== SUPPLIED RECORDS ==

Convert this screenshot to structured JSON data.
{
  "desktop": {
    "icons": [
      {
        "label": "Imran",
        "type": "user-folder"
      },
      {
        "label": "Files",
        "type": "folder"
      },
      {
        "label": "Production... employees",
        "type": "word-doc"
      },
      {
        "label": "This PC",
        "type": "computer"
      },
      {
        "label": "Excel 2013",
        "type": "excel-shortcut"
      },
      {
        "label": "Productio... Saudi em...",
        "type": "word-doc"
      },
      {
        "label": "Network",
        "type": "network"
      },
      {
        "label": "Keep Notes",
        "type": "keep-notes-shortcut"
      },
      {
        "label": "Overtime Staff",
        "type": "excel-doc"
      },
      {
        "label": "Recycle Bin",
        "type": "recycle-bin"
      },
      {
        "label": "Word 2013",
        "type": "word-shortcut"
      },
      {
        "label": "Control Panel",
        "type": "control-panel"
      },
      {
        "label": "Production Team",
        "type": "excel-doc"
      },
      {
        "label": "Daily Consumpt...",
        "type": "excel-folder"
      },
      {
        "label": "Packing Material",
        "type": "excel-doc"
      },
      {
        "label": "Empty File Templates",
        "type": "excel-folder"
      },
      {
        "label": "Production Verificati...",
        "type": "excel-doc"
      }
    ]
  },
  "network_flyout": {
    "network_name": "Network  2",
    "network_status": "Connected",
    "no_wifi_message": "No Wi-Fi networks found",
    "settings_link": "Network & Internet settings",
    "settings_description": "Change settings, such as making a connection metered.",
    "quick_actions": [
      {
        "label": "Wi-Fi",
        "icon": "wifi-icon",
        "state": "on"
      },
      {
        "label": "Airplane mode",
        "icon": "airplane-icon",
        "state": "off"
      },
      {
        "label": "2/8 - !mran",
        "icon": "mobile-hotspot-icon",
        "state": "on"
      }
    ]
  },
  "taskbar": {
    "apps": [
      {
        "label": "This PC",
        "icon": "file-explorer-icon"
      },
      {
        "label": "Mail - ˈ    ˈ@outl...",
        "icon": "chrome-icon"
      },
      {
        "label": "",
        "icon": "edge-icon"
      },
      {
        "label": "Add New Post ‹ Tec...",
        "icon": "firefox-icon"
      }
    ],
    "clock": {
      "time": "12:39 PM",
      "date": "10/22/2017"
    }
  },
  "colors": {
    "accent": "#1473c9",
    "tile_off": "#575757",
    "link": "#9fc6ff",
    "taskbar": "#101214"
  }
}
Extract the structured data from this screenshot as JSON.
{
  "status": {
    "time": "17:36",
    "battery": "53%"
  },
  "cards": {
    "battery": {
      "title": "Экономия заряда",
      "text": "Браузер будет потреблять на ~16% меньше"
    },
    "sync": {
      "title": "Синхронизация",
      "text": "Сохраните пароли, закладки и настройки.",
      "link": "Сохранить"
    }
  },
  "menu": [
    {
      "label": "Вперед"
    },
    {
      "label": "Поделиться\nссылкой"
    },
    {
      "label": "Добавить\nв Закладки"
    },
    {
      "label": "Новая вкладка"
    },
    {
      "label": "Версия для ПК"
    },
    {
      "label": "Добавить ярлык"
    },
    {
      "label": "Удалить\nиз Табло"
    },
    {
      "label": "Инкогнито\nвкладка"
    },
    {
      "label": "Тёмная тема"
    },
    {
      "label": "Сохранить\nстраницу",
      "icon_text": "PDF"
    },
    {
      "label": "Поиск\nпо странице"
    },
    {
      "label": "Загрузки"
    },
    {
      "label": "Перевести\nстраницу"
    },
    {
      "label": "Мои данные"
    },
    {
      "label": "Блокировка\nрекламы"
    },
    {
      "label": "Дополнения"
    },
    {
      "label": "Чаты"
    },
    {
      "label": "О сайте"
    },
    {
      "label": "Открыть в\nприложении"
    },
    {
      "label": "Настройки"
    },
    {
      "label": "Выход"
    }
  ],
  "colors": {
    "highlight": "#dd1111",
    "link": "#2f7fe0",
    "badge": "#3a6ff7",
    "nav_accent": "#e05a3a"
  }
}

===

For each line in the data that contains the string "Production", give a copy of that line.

**YOUR RESPONSE**
        "label": "Production... employees",
        "label": "Production Team",
        "label": "Production Verificati...",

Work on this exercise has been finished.